The surname Bettcher: heraldry, coat of arms and coat of arms

If your surname is Bettcher, surely on more than one occasion you have wondered about the heraldry of the surname Bettcher. Likewise, you might be interested if the surname Bettcher belongs to a relative of yours or someone very important to you. The heraldry of surnames is a fascinating world that still attracts a lot of attention today, and that is why more and more people are asking about the heraldry of the Bettcher surname.

The heraldry of Bettcher, a complicated topic

Sometimes it can be very confusing to try to explain how the heraldry of surnames works, however, we are going to try to explain the heraldry of the surname Bettcher in the simplest possible way. We recommend that to better understand everything we are going to tell you about the heraldry of the surname Bettcher, if you are totally unaware of how the coats of arms and heraldry came about, go to our main page and read the general explanation we give you there, that way you can better appreciate everything we have compiled about the heraldry of the surname Bettcher for you.

Coat of arms, coat of arms and heraldry of Bettcher

Similarly, and to make things easier, since we understand that most of the people looking for information about the Bettcher surname heraldry are especially interested in the coat of arms of the Bettcher surname, its composition, the meaning of its elements and if there are several coats of arms for the Bettcher surname, as well as everything that may have to do with the coat of arms of the Bettcher surname; we have taken the liberty of being flexible and using the words heraldry and coat of arms interchangeably when referring to the coat of arms of Bettcher.

Contributions to the heraldry of the surname Bettcher

We hope that the flexibility on the coat of arms of the Bettcher surname will not be taken as a lack of seriousness on our part, since we are constantly investigating to be able to offer the most rigorous information possible on the Bettcher coats of arms. However, if you have more information about the Bettcher heraldry, or you notice an error that needs to be corrected, please let us know so that we can have the biggest and best information on the net about the Bettcher coat of arms, explained in a simple and easy way.

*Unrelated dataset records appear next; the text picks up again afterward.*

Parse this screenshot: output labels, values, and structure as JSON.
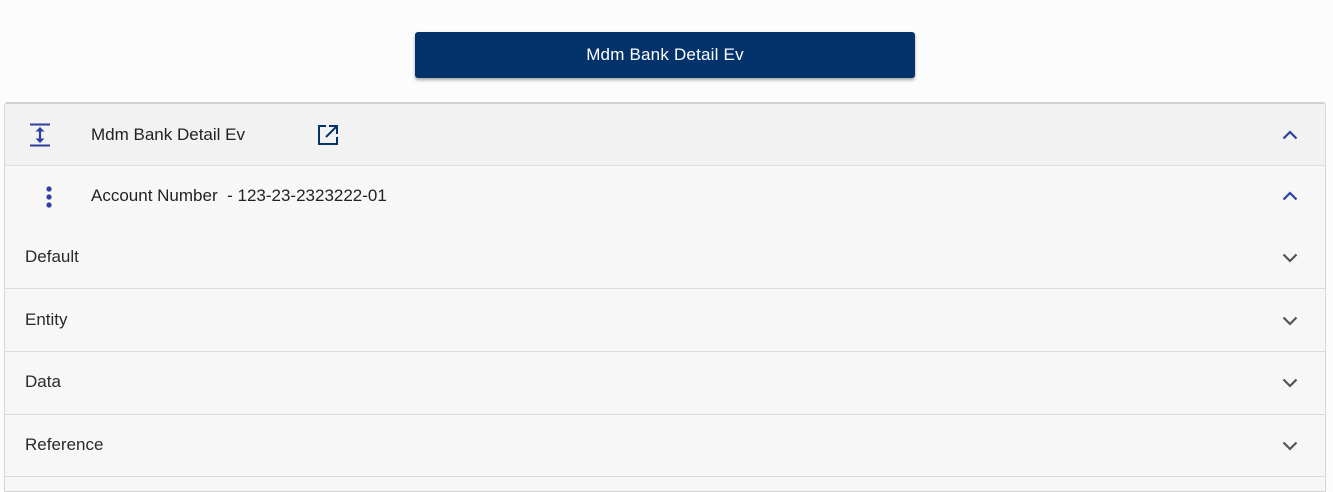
{
  "top_button": {
    "label": "Mdm Bank Detail Ev"
  },
  "panel": {
    "header": {
      "title": "Mdm Bank Detail Ev",
      "expand_icon": "expand-vertical-icon",
      "open_icon": "open-in-new-icon",
      "toggle_icon": "chevron-up-icon"
    },
    "account": {
      "label": "Account Number",
      "separator": "-",
      "value": "123-23-2323222-01",
      "menu_icon": "more-vertical-icon",
      "toggle_icon": "chevron-up-icon"
    },
    "sections": [
      {
        "label": "Default"
      },
      {
        "label": "Entity"
      },
      {
        "label": "Data"
      },
      {
        "label": "Reference"
      }
    ]
  },
  "colors": {
    "primary": "#04336b",
    "icon_blue": "#2d3fa3",
    "chevron_gray": "#555555"
  }
}
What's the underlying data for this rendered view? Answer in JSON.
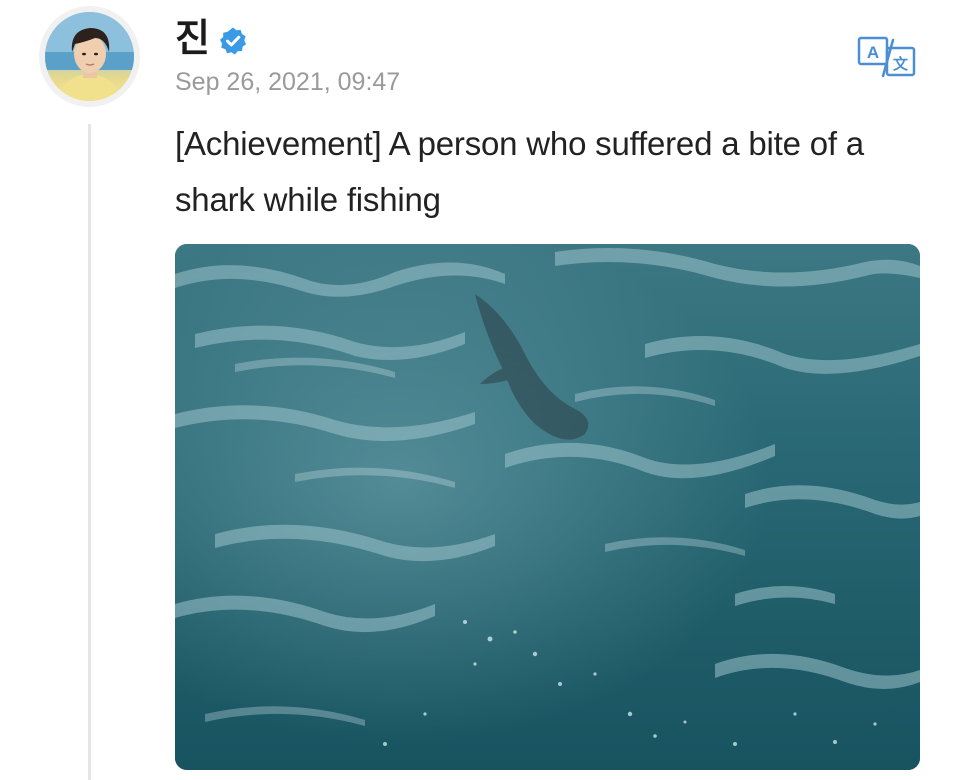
{
  "post": {
    "author_name": "진",
    "verified": true,
    "date": "Sep 26, 2021, 09:47",
    "text": "[Achievement] A person who suffered a bite of a shark while fishing",
    "media": {
      "type": "video-still",
      "description_icon": "ocean-video"
    }
  },
  "icons": {
    "verified": "verified-badge-icon",
    "translate": "translate-icon"
  },
  "colors": {
    "verified_blue": "#3b9ae6",
    "translate_blue": "#4a8fd4",
    "date_gray": "#9a9a9a",
    "thread_line": "#e6e6e6",
    "water_dark": "#1f5b67",
    "water_light": "#6fa0ab"
  }
}
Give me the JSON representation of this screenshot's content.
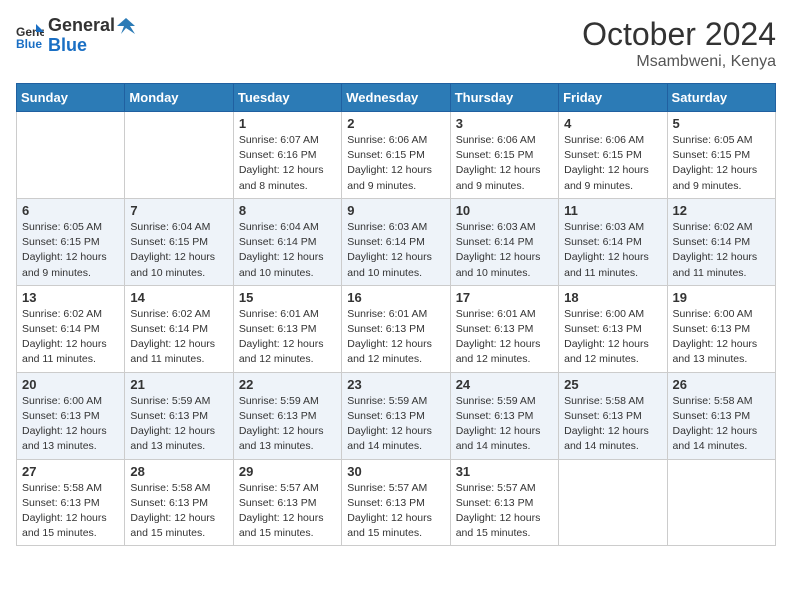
{
  "header": {
    "logo_general": "General",
    "logo_blue": "Blue",
    "month_year": "October 2024",
    "location": "Msambweni, Kenya"
  },
  "days_of_week": [
    "Sunday",
    "Monday",
    "Tuesday",
    "Wednesday",
    "Thursday",
    "Friday",
    "Saturday"
  ],
  "weeks": [
    [
      null,
      null,
      {
        "day": 1,
        "sunrise": "6:07 AM",
        "sunset": "6:16 PM",
        "daylight": "12 hours and 8 minutes."
      },
      {
        "day": 2,
        "sunrise": "6:06 AM",
        "sunset": "6:15 PM",
        "daylight": "12 hours and 9 minutes."
      },
      {
        "day": 3,
        "sunrise": "6:06 AM",
        "sunset": "6:15 PM",
        "daylight": "12 hours and 9 minutes."
      },
      {
        "day": 4,
        "sunrise": "6:06 AM",
        "sunset": "6:15 PM",
        "daylight": "12 hours and 9 minutes."
      },
      {
        "day": 5,
        "sunrise": "6:05 AM",
        "sunset": "6:15 PM",
        "daylight": "12 hours and 9 minutes."
      }
    ],
    [
      {
        "day": 6,
        "sunrise": "6:05 AM",
        "sunset": "6:15 PM",
        "daylight": "12 hours and 9 minutes."
      },
      {
        "day": 7,
        "sunrise": "6:04 AM",
        "sunset": "6:15 PM",
        "daylight": "12 hours and 10 minutes."
      },
      {
        "day": 8,
        "sunrise": "6:04 AM",
        "sunset": "6:14 PM",
        "daylight": "12 hours and 10 minutes."
      },
      {
        "day": 9,
        "sunrise": "6:03 AM",
        "sunset": "6:14 PM",
        "daylight": "12 hours and 10 minutes."
      },
      {
        "day": 10,
        "sunrise": "6:03 AM",
        "sunset": "6:14 PM",
        "daylight": "12 hours and 10 minutes."
      },
      {
        "day": 11,
        "sunrise": "6:03 AM",
        "sunset": "6:14 PM",
        "daylight": "12 hours and 11 minutes."
      },
      {
        "day": 12,
        "sunrise": "6:02 AM",
        "sunset": "6:14 PM",
        "daylight": "12 hours and 11 minutes."
      }
    ],
    [
      {
        "day": 13,
        "sunrise": "6:02 AM",
        "sunset": "6:14 PM",
        "daylight": "12 hours and 11 minutes."
      },
      {
        "day": 14,
        "sunrise": "6:02 AM",
        "sunset": "6:14 PM",
        "daylight": "12 hours and 11 minutes."
      },
      {
        "day": 15,
        "sunrise": "6:01 AM",
        "sunset": "6:13 PM",
        "daylight": "12 hours and 12 minutes."
      },
      {
        "day": 16,
        "sunrise": "6:01 AM",
        "sunset": "6:13 PM",
        "daylight": "12 hours and 12 minutes."
      },
      {
        "day": 17,
        "sunrise": "6:01 AM",
        "sunset": "6:13 PM",
        "daylight": "12 hours and 12 minutes."
      },
      {
        "day": 18,
        "sunrise": "6:00 AM",
        "sunset": "6:13 PM",
        "daylight": "12 hours and 12 minutes."
      },
      {
        "day": 19,
        "sunrise": "6:00 AM",
        "sunset": "6:13 PM",
        "daylight": "12 hours and 13 minutes."
      }
    ],
    [
      {
        "day": 20,
        "sunrise": "6:00 AM",
        "sunset": "6:13 PM",
        "daylight": "12 hours and 13 minutes."
      },
      {
        "day": 21,
        "sunrise": "5:59 AM",
        "sunset": "6:13 PM",
        "daylight": "12 hours and 13 minutes."
      },
      {
        "day": 22,
        "sunrise": "5:59 AM",
        "sunset": "6:13 PM",
        "daylight": "12 hours and 13 minutes."
      },
      {
        "day": 23,
        "sunrise": "5:59 AM",
        "sunset": "6:13 PM",
        "daylight": "12 hours and 14 minutes."
      },
      {
        "day": 24,
        "sunrise": "5:59 AM",
        "sunset": "6:13 PM",
        "daylight": "12 hours and 14 minutes."
      },
      {
        "day": 25,
        "sunrise": "5:58 AM",
        "sunset": "6:13 PM",
        "daylight": "12 hours and 14 minutes."
      },
      {
        "day": 26,
        "sunrise": "5:58 AM",
        "sunset": "6:13 PM",
        "daylight": "12 hours and 14 minutes."
      }
    ],
    [
      {
        "day": 27,
        "sunrise": "5:58 AM",
        "sunset": "6:13 PM",
        "daylight": "12 hours and 15 minutes."
      },
      {
        "day": 28,
        "sunrise": "5:58 AM",
        "sunset": "6:13 PM",
        "daylight": "12 hours and 15 minutes."
      },
      {
        "day": 29,
        "sunrise": "5:57 AM",
        "sunset": "6:13 PM",
        "daylight": "12 hours and 15 minutes."
      },
      {
        "day": 30,
        "sunrise": "5:57 AM",
        "sunset": "6:13 PM",
        "daylight": "12 hours and 15 minutes."
      },
      {
        "day": 31,
        "sunrise": "5:57 AM",
        "sunset": "6:13 PM",
        "daylight": "12 hours and 15 minutes."
      },
      null,
      null
    ]
  ]
}
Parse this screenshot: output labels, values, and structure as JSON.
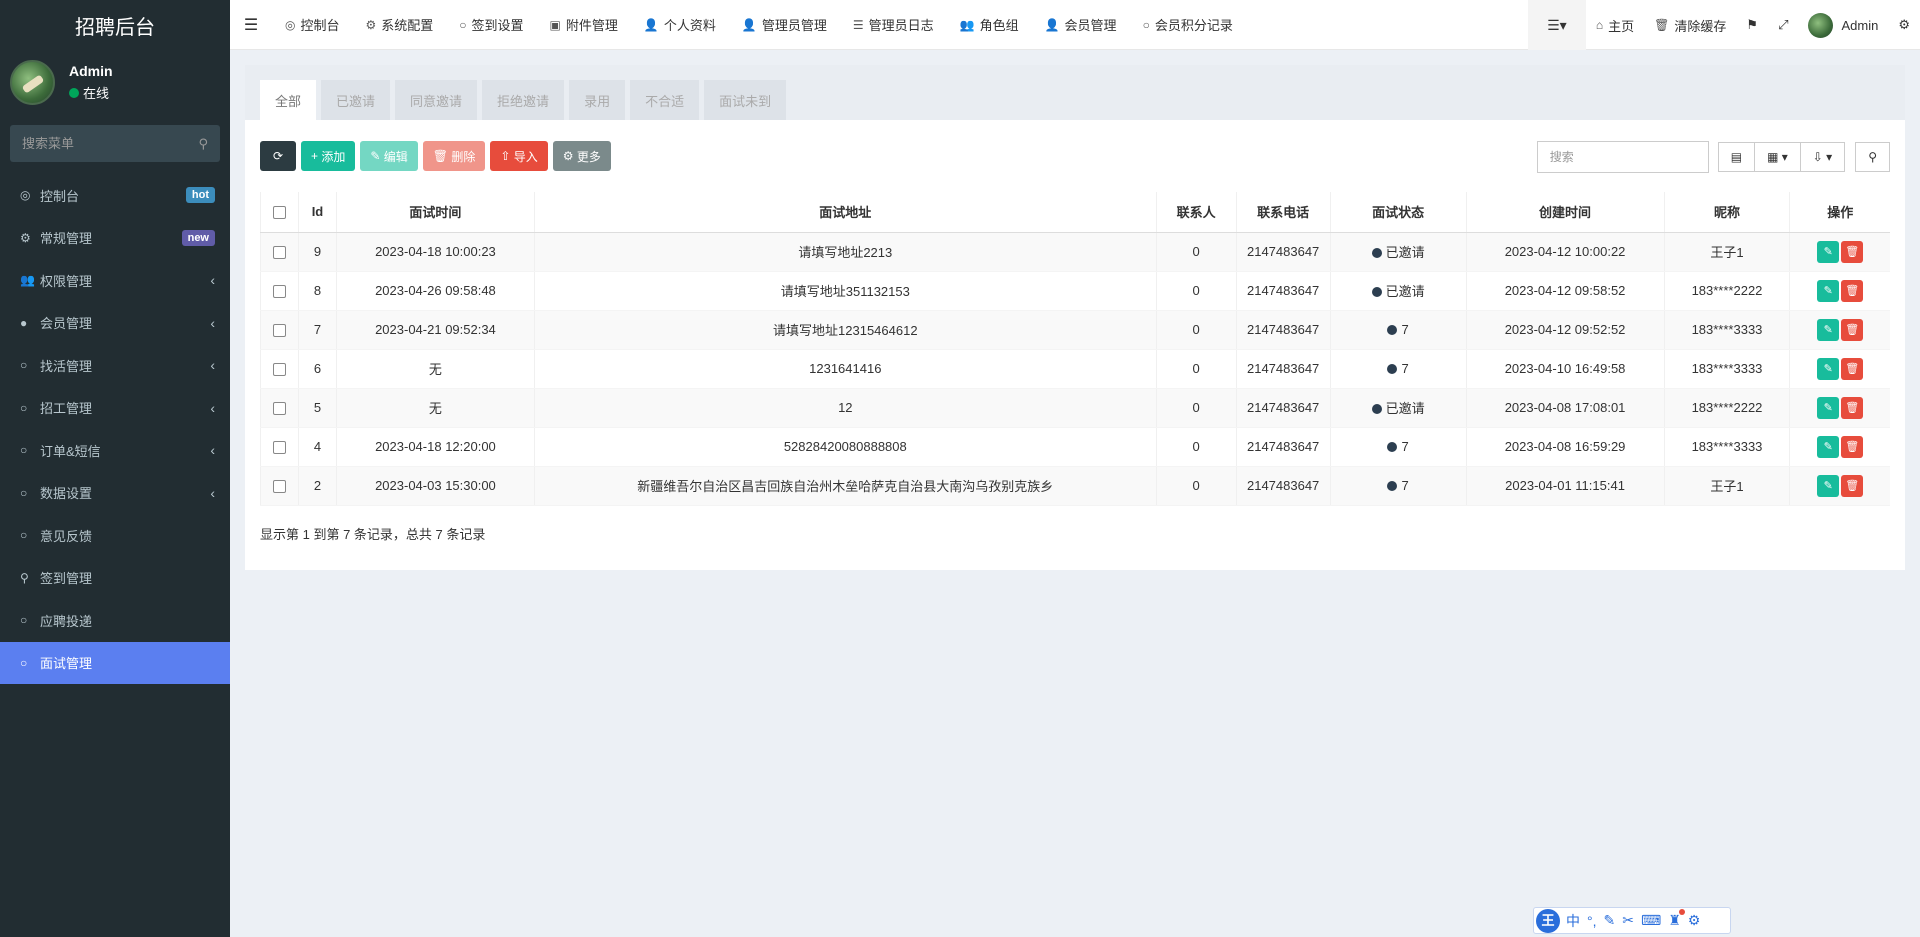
{
  "app": {
    "title": "招聘后台"
  },
  "user": {
    "name": "Admin",
    "status": "在线"
  },
  "sidebar": {
    "search_placeholder": "搜索菜单",
    "items": [
      {
        "label": "控制台",
        "icon": "dashboard-icon",
        "glyph": "◎",
        "badge": "hot"
      },
      {
        "label": "常规管理",
        "icon": "cogs-icon",
        "glyph": "⚙",
        "badge": "new"
      },
      {
        "label": "权限管理",
        "icon": "group-icon",
        "glyph": "👥",
        "expand": "‹"
      },
      {
        "label": "会员管理",
        "icon": "user-circle-icon",
        "glyph": "●",
        "expand": "‹"
      },
      {
        "label": "找活管理",
        "icon": "circle-icon",
        "glyph": "○",
        "expand": "‹"
      },
      {
        "label": "招工管理",
        "icon": "circle-icon",
        "glyph": "○",
        "expand": "‹"
      },
      {
        "label": "订单&短信",
        "icon": "circle-icon",
        "glyph": "○",
        "expand": "‹"
      },
      {
        "label": "数据设置",
        "icon": "circle-icon",
        "glyph": "○",
        "expand": "‹"
      },
      {
        "label": "意见反馈",
        "icon": "circle-icon",
        "glyph": "○"
      },
      {
        "label": "签到管理",
        "icon": "map-marker-icon",
        "glyph": "⚲"
      },
      {
        "label": "应聘投递",
        "icon": "circle-icon",
        "glyph": "○"
      },
      {
        "label": "面试管理",
        "icon": "circle-icon",
        "glyph": "○",
        "active": true
      }
    ]
  },
  "topnav": {
    "tabs": [
      {
        "label": "控制台",
        "icon": "dashboard-icon",
        "glyph": "◎"
      },
      {
        "label": "系统配置",
        "icon": "gear-icon",
        "glyph": "⚙"
      },
      {
        "label": "签到设置",
        "icon": "circle-icon",
        "glyph": "○"
      },
      {
        "label": "附件管理",
        "icon": "image-icon",
        "glyph": "▣"
      },
      {
        "label": "个人资料",
        "icon": "user-icon",
        "glyph": "👤"
      },
      {
        "label": "管理员管理",
        "icon": "user-icon",
        "glyph": "👤"
      },
      {
        "label": "管理员日志",
        "icon": "list-alt-icon",
        "glyph": "☰"
      },
      {
        "label": "角色组",
        "icon": "group-icon",
        "glyph": "👥"
      },
      {
        "label": "会员管理",
        "icon": "user-icon",
        "glyph": "👤"
      },
      {
        "label": "会员积分记录",
        "icon": "circle-icon",
        "glyph": "○"
      }
    ],
    "home": "主页",
    "clear_cache": "清除缓存",
    "admin": "Admin"
  },
  "status_tabs": [
    "全部",
    "已邀请",
    "同意邀请",
    "拒绝邀请",
    "录用",
    "不合适",
    "面试未到"
  ],
  "toolbar": {
    "refresh": "⟳",
    "add": "添加",
    "edit": "编辑",
    "delete": "删除",
    "import": "导入",
    "more": "更多",
    "search_placeholder": "搜索"
  },
  "table": {
    "columns": [
      "Id",
      "面试时间",
      "面试地址",
      "联系人",
      "联系电话",
      "面试状态",
      "创建时间",
      "昵称",
      "操作"
    ],
    "rows": [
      {
        "id": "9",
        "time": "2023-04-18 10:00:23",
        "address": "请填写地址2213",
        "contact": "0",
        "phone": "2147483647",
        "state": "已邀请",
        "created": "2023-04-12 10:00:22",
        "nickname": "王子1"
      },
      {
        "id": "8",
        "time": "2023-04-26 09:58:48",
        "address": "请填写地址351132153",
        "contact": "0",
        "phone": "2147483647",
        "state": "已邀请",
        "created": "2023-04-12 09:58:52",
        "nickname": "183****2222"
      },
      {
        "id": "7",
        "time": "2023-04-21 09:52:34",
        "address": "请填写地址12315464612",
        "contact": "0",
        "phone": "2147483647",
        "state": "7",
        "created": "2023-04-12 09:52:52",
        "nickname": "183****3333"
      },
      {
        "id": "6",
        "time": "无",
        "address": "1231641416",
        "contact": "0",
        "phone": "2147483647",
        "state": "7",
        "created": "2023-04-10 16:49:58",
        "nickname": "183****3333"
      },
      {
        "id": "5",
        "time": "无",
        "address": "12",
        "contact": "0",
        "phone": "2147483647",
        "state": "已邀请",
        "created": "2023-04-08 17:08:01",
        "nickname": "183****2222"
      },
      {
        "id": "4",
        "time": "2023-04-18 12:20:00",
        "address": "52828420080888808",
        "contact": "0",
        "phone": "2147483647",
        "state": "7",
        "created": "2023-04-08 16:59:29",
        "nickname": "183****3333"
      },
      {
        "id": "2",
        "time": "2023-04-03 15:30:00",
        "address": "新疆维吾尔自治区昌吉回族自治州木垒哈萨克自治县大南沟乌孜别克族乡",
        "contact": "0",
        "phone": "2147483647",
        "state": "7",
        "created": "2023-04-01 11:15:41",
        "nickname": "王子1"
      }
    ]
  },
  "pagination": {
    "info": "显示第 1 到第 7 条记录，总共 7 条记录"
  },
  "ime": {
    "logo": "王",
    "mode": "中"
  },
  "colors": {
    "sidebar_bg": "#222d32",
    "active": "#5b7ff0",
    "green": "#18bc9c",
    "red": "#e74c3c"
  }
}
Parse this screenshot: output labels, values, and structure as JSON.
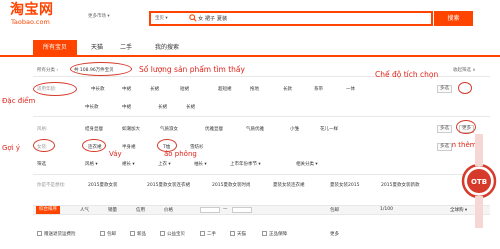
{
  "header": {
    "logo_main": "淘宝网",
    "logo_sub": "Taobao.com",
    "more_markets": "更多市场 ▾",
    "search_type": "宝贝 ▾",
    "search_query": "女 裙子 夏装",
    "search_button": "搜索"
  },
  "tabs": [
    "所有宝贝",
    "天猫",
    "二手",
    "我的搜索"
  ],
  "results": {
    "crumb_all": "所有分类 ›",
    "crumb_query": "共 108.96万件宝贝",
    "collapse_filter": "收起筛选 ∧"
  },
  "annotations": {
    "count_found": "Số lượng sản phẩm tìm thấy",
    "multi_select_mode": "Chế độ tích chọn",
    "features": "Đặc điểm",
    "suggestions": "Gợi ý",
    "skirt": "Váy",
    "tshirt": "áo phông",
    "see_more": "xem thêm"
  },
  "filters": {
    "row1_label": "适用年龄:",
    "row1_items": [
      "中长款",
      "中裙",
      "长裙",
      "短裙",
      "超短裙",
      "拖地",
      "长款",
      "系带",
      "一体"
    ],
    "row1_multi": "多选",
    "row2_items": [
      "中长款",
      "中裙",
      "长裙",
      "长裙"
    ],
    "row3_label": "风格:",
    "row3_items": [
      "结身显瘦",
      "如潮加大",
      "气质淑女",
      "优雅显瘦",
      "气质优雅",
      "小雏",
      "花儿一样"
    ],
    "row3_multi": "多选",
    "row3_more": "更多",
    "row4_label": "女装:",
    "row4_items": [
      "连衣裙",
      "半身裙",
      "T恤",
      "雪纺衫"
    ],
    "row4_multi": "多选",
    "row4_more": "更多 ▾",
    "row5_items": [
      "筛选",
      "风格 ▾",
      "裙长 ▾",
      "上衣 ▾",
      "袖长 ▾",
      "上市年份季节 ▾",
      "相关分类 ▾"
    ],
    "row6_label": "你是不是想找:",
    "row6_items": [
      "2015夏款女装",
      "2015夏款女装连衣裙",
      "2015夏款女装时尚",
      "夏装女装连衣裙",
      "夏装女装2015",
      "2015夏款女装新款"
    ]
  },
  "sort": {
    "items": [
      "综合排序",
      "人气",
      "销量",
      "信用",
      "价格"
    ],
    "price_sep": "—",
    "shipping": "包邮",
    "pages": "1/100",
    "right": "全球购 ▾"
  },
  "checks": [
    "赠送退货运费险",
    "包邮",
    "新品",
    "公益宝贝",
    "二手",
    "天猫",
    "正品保障",
    "更多"
  ]
}
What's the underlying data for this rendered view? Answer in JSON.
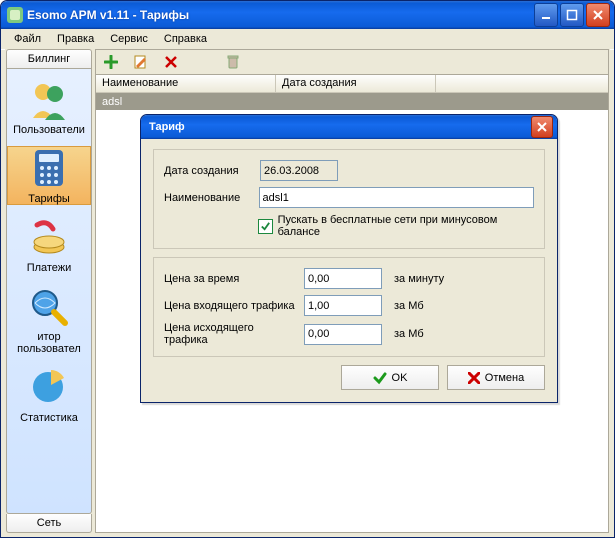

  • Composed bordura from Castilla y León - 1. Said by some authors to the bordura made up and alternate with a lion and a castle, symbols of the kingdoms of Castilla y León.
  • Crossed - 1. Apply to the pieces that carry an overlapping cross. 2. It is said of the gentleman that enlisted for some crusade. 3. It is said of any figure that at its upper end is added a cross, usually the globe and flags.
  • Embraced - 1. term erroneously used by clutch. (V. Embradado). 2. Said by some authors of the animal that has the arms raised at the same time with the intention of hugging or relying although without touching.
  • Exhaust - 1. Compose or distribute the shield, piece, figure, in escapes.
  • Filleted - 1. Piece whose edges are silhued or profiled from different enamel.
  • Llana, Cruz - 1. It is said of the cross whose arms are without any highlight. (V. Cruz Llana).
  • Lynx - 1. The lynx that usually appears in the blazons does not present the fur stained with dark moles, such as the one known in Spain, but similar to the African, of uniform leonia layer and a little larger than the European. Sight symbol and by definition D
  • Of Heraudie - 1. It is the oldest heraldic treaty that is known, written in the Anglo-Normanda language by the years 1341 and 1345, according to M. de Riquer. Although there are some even older from the end of the thirteenth century, in the form of rolls. (See armorial
  • Profile cross - 1. Cross in which it carries a steak around it of different enamel than the figure.
  • Quoted - 1. Narrow or decreased first -degree band, reduced to half of its width, some heraldists are from the opinion, which has to be the third part to the band or 1/9 of the width of the blazon. Diminished honorable piece.
  • Raising - 1. It is said of a piece or part of a piece that is placed at a higher height from which it corresponds, especially the girdle or the cabrio.
  • Royal Crown of Spain - 1. It is formed by a circle of gold enriched with precious stones that support eight flowers, celery leaves, interspersed with one pearl, raised, holding eight headbands loaded with pearls, closed on top and in their union a globe and a
  • snake - 1. Snake represented undulating, noda or biting your tail. (V. undulating, nuda).
  • sunflower - 1. This plant is painted on a shield in front or profile with the turn, tilted and leafy. It is usually painted in gold or sinople.